I can imagine you're exhausted, I hope you are able to find some time to rest.
When is he/she coming home? This one seems pretty innocent and frankly, it's a valid question. It's a question that plagues every NICU parent and pops up every other day like a damn bad penny. The answer is: when he/she is good and ready. Otherwise healthy preemies must meet basic milestones before discharge: maintain temperature, gain weight steadily, and master the ability to suck-swallow-breathe so they can eat without turning into baby smurf. Even the doctors don't know when that will be until it actually happens and the smart ones won't speculate on it. It's a question that likely only raises the anxiety level of our preemie-parent, who has likely reached maximum stress-capacity already and could
Your little one is in good hands and we will be so happy for you when he/she is healthy enough to come home!
Oh, your baby came at 33 weeks? Well, that's nothing. My cousin's baby was only 26 weeks and... Blah blah blah.
Guess what. It's not a competition. And there are no comparisons. My boys came within one day of each other gestational age-wise (31+3 and 31+2) and we had very different NICU experiences. Yes, some situations may pose more risk than others, but this is not the time to start playing the one-up game. Hard is hard. Hurting is hurting. It's far better to support than to compete.
My cousin had a preemie too. I'm sure she'd be happy to talk to you if you like some support from someone who's been there!
Oh, I guess you won't be able to breastfeed...or any similar BFing or formula comments. Can we just put this on the taboo topic list along with religion and politics and the Affordable Healthcare Act? This goes for any new mom, in fact. If the topic is raised by your particular preemie (or full termer) mom then it's safe to discuss...with caution. The decision to BF or formula feed is highly personal and in the case of a mother who is physically separated from their kiddo (who may very well still rely on tube feeding) it's even more sensitive.

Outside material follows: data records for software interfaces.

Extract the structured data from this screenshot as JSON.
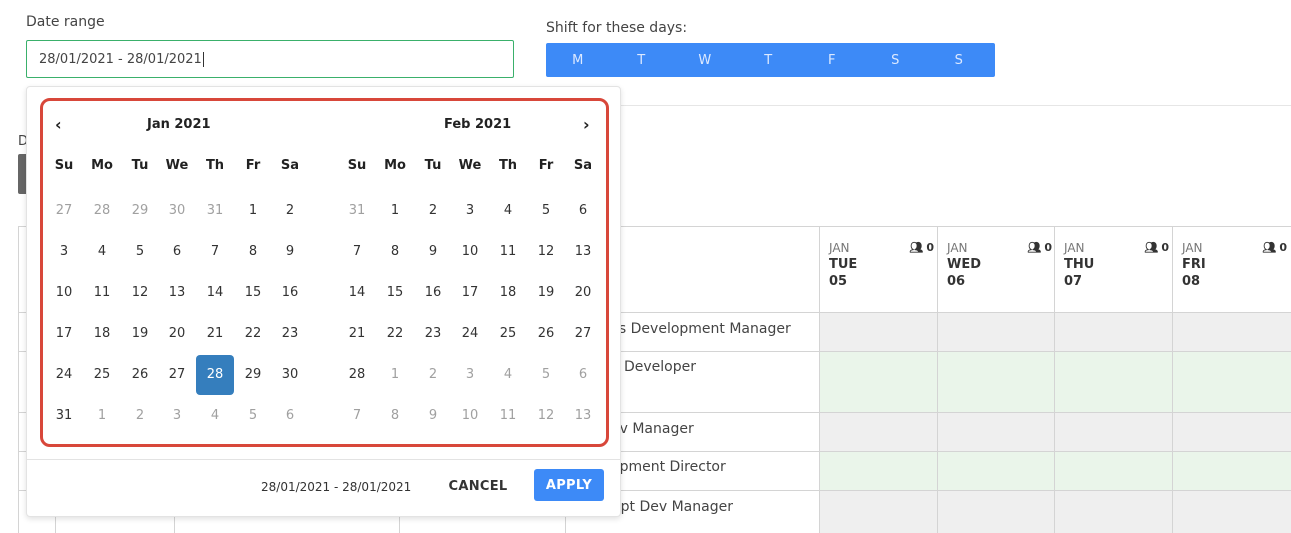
{
  "form": {
    "date_range_label": "Date range",
    "date_range_value": "28/01/2021 - 28/01/2021",
    "shift_label": "Shift for these days:",
    "shift_days": [
      "M",
      "T",
      "W",
      "T",
      "F",
      "S",
      "S"
    ],
    "accent_color": "#3d8af7"
  },
  "background_table": {
    "left_partial_label": "D",
    "days": [
      {
        "month": "JAN",
        "weekday": "TUE",
        "day": "05",
        "count": "0"
      },
      {
        "month": "JAN",
        "weekday": "WED",
        "day": "06",
        "count": "0"
      },
      {
        "month": "JAN",
        "weekday": "THU",
        "day": "07",
        "count": "0"
      },
      {
        "month": "JAN",
        "weekday": "FRI",
        "day": "08",
        "count": "0"
      }
    ],
    "rows": [
      "ess Development Manager",
      "Developer",
      "ev Manager",
      "opment Director",
      "ript Dev Manager"
    ]
  },
  "picker": {
    "prev_icon": "chevron-left-icon",
    "next_icon": "chevron-right-icon",
    "weekday_headers": [
      "Su",
      "Mo",
      "Tu",
      "We",
      "Th",
      "Fr",
      "Sa"
    ],
    "months": [
      {
        "title": "Jan 2021",
        "weeks": [
          [
            "27",
            "28",
            "29",
            "30",
            "31",
            "1",
            "2"
          ],
          [
            "3",
            "4",
            "5",
            "6",
            "7",
            "8",
            "9"
          ],
          [
            "10",
            "11",
            "12",
            "13",
            "14",
            "15",
            "16"
          ],
          [
            "17",
            "18",
            "19",
            "20",
            "21",
            "22",
            "23"
          ],
          [
            "24",
            "25",
            "26",
            "27",
            "28",
            "29",
            "30"
          ],
          [
            "31",
            "1",
            "2",
            "3",
            "4",
            "5",
            "6"
          ]
        ],
        "off_cells": [
          [
            0,
            0
          ],
          [
            0,
            1
          ],
          [
            0,
            2
          ],
          [
            0,
            3
          ],
          [
            0,
            4
          ],
          [
            5,
            1
          ],
          [
            5,
            2
          ],
          [
            5,
            3
          ],
          [
            5,
            4
          ],
          [
            5,
            5
          ],
          [
            5,
            6
          ]
        ],
        "selected_cell": [
          4,
          4
        ]
      },
      {
        "title": "Feb 2021",
        "weeks": [
          [
            "31",
            "1",
            "2",
            "3",
            "4",
            "5",
            "6"
          ],
          [
            "7",
            "8",
            "9",
            "10",
            "11",
            "12",
            "13"
          ],
          [
            "14",
            "15",
            "16",
            "17",
            "18",
            "19",
            "20"
          ],
          [
            "21",
            "22",
            "23",
            "24",
            "25",
            "26",
            "27"
          ],
          [
            "28",
            "1",
            "2",
            "3",
            "4",
            "5",
            "6"
          ],
          [
            "7",
            "8",
            "9",
            "10",
            "11",
            "12",
            "13"
          ]
        ],
        "off_cells": [
          [
            0,
            0
          ],
          [
            4,
            1
          ],
          [
            4,
            2
          ],
          [
            4,
            3
          ],
          [
            4,
            4
          ],
          [
            4,
            5
          ],
          [
            4,
            6
          ],
          [
            5,
            0
          ],
          [
            5,
            1
          ],
          [
            5,
            2
          ],
          [
            5,
            3
          ],
          [
            5,
            4
          ],
          [
            5,
            5
          ],
          [
            5,
            6
          ]
        ],
        "selected_cell": null
      }
    ],
    "footer_range": "28/01/2021 - 28/01/2021",
    "cancel_label": "CANCEL",
    "apply_label": "APPLY",
    "selected_color": "#357ebd",
    "highlight_frame_color": "#d8473a"
  }
}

Nothing. Go find someone to argue about healthcare with instead.
Wow! You don't look like you just had a baby!
In my case, my body just sort of ballooned in all directions and I went into both my deliveries looking more like a woman who appreciates a good Big Mac and less like a glowing mother-to-be. I came out looking somewhat similar. However, a fair number of preemie moms don't have a chance to look very pregnant and therefore don't look much different after delivery. It may seem like you're paying a compliment here, but really you're just reminding her that she's been unable to keep her little one safe and snuggled in her belly to 37+ weeks the way God or Allah, or L. Ron Hubbard intended.

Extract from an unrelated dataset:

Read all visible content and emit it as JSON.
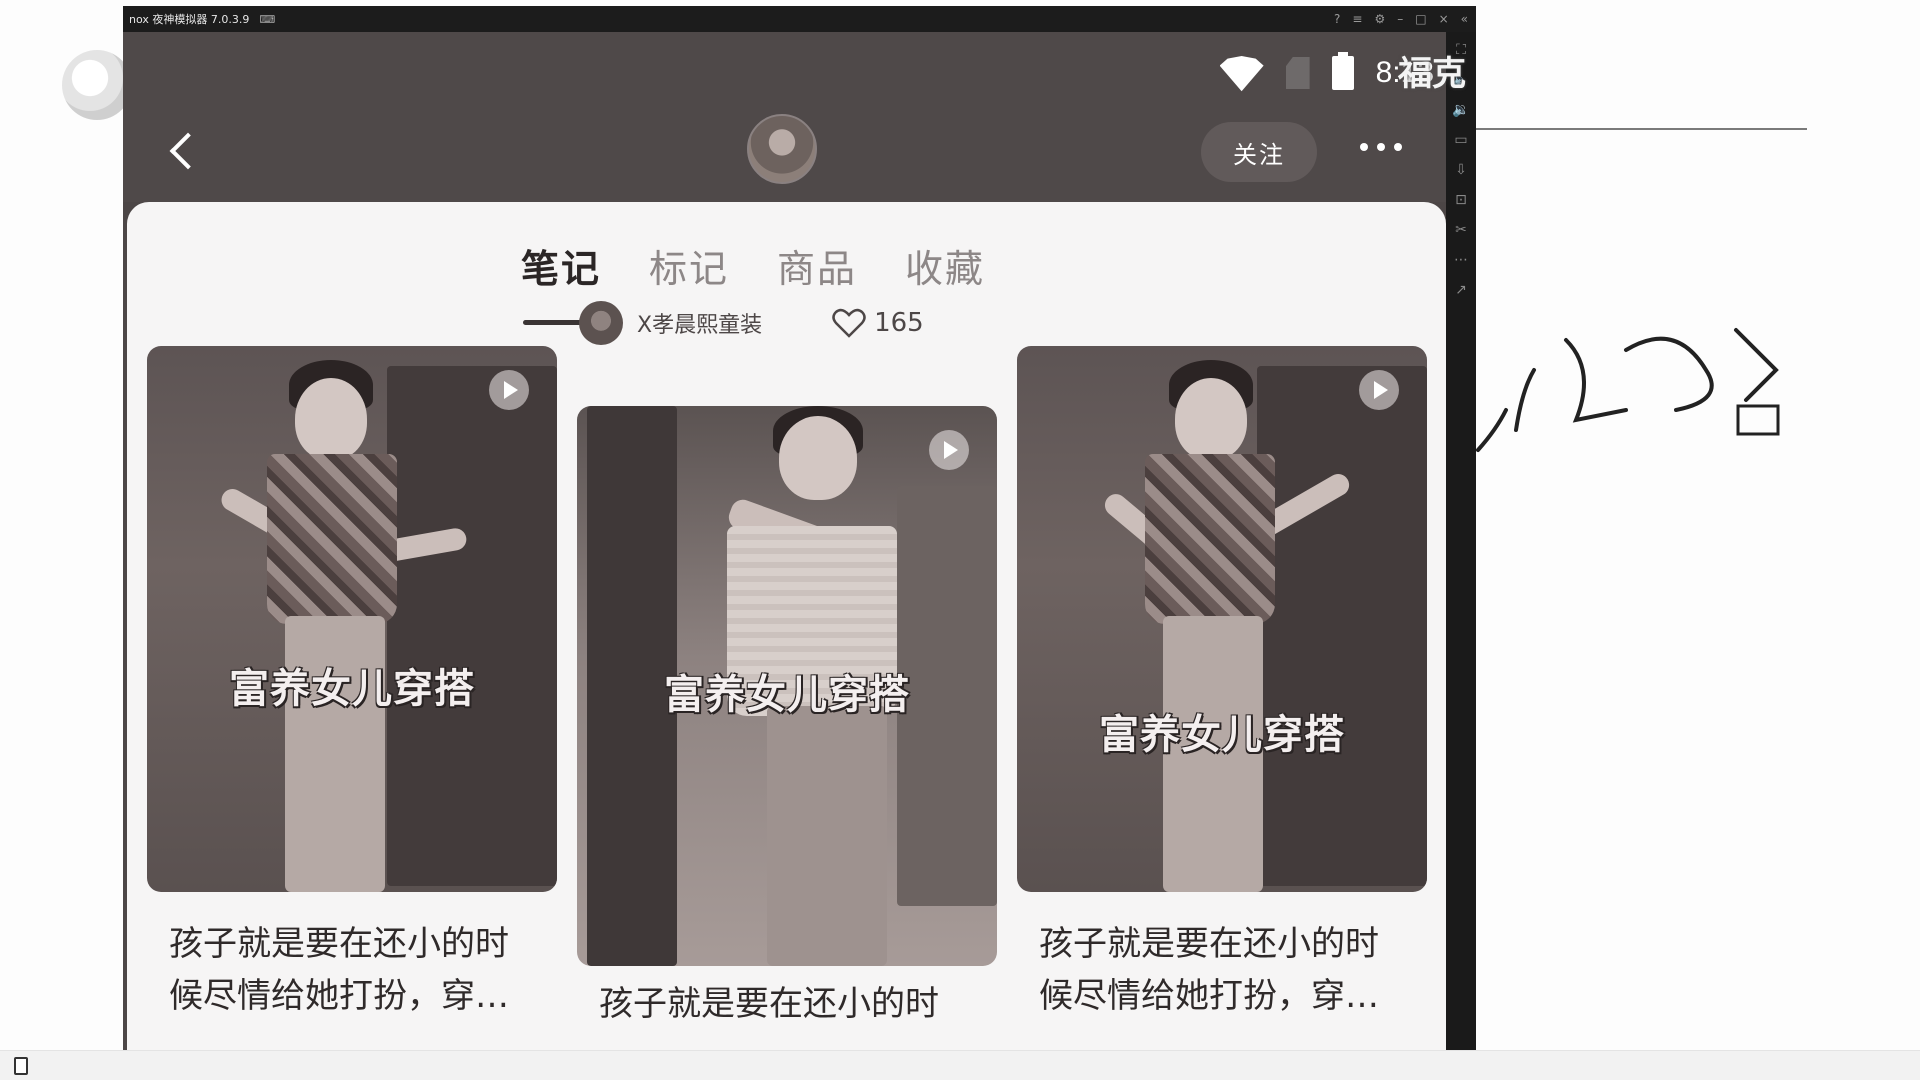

Nothing. She doesn't care how she looks anyways.... No NICU mom has enough energy left to be vein.
So, there's a short list of how to show love to your preemie moms and dads. It's certainly not a complete list and it is not meant to discourage you from lending support. A good rule of thumb is to just be compassionate and willing to listen.

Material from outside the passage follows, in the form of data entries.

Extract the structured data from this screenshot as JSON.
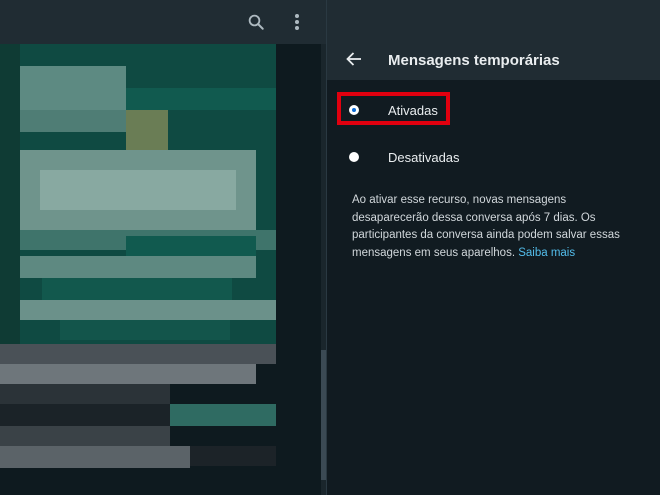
{
  "chat_header": {
    "search_icon": "search-icon",
    "menu_icon": "kebab-menu-icon"
  },
  "panel": {
    "back_icon": "arrow-left-icon",
    "title": "Mensagens temporárias",
    "options": [
      {
        "label": "Ativadas",
        "selected": true
      },
      {
        "label": "Desativadas",
        "selected": false
      }
    ],
    "description": "Ao ativar esse recurso, novas mensagens desaparecerão dessa conversa após 7 dias. Os participantes da conversa ainda podem salvar essas mensagens em seus aparelhos.",
    "learn_more": "Saiba mais"
  },
  "colors": {
    "panel_bg": "#111b21",
    "header_bg": "#202c33",
    "link": "#53bdeb",
    "highlight": "#e1000f",
    "radio_selected": "#0b6bd6"
  }
}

Come to think of it, that's probably good advice to live by in most every situation.
If you're looking for more ways to lend support to spreading prematurity awareness, click here.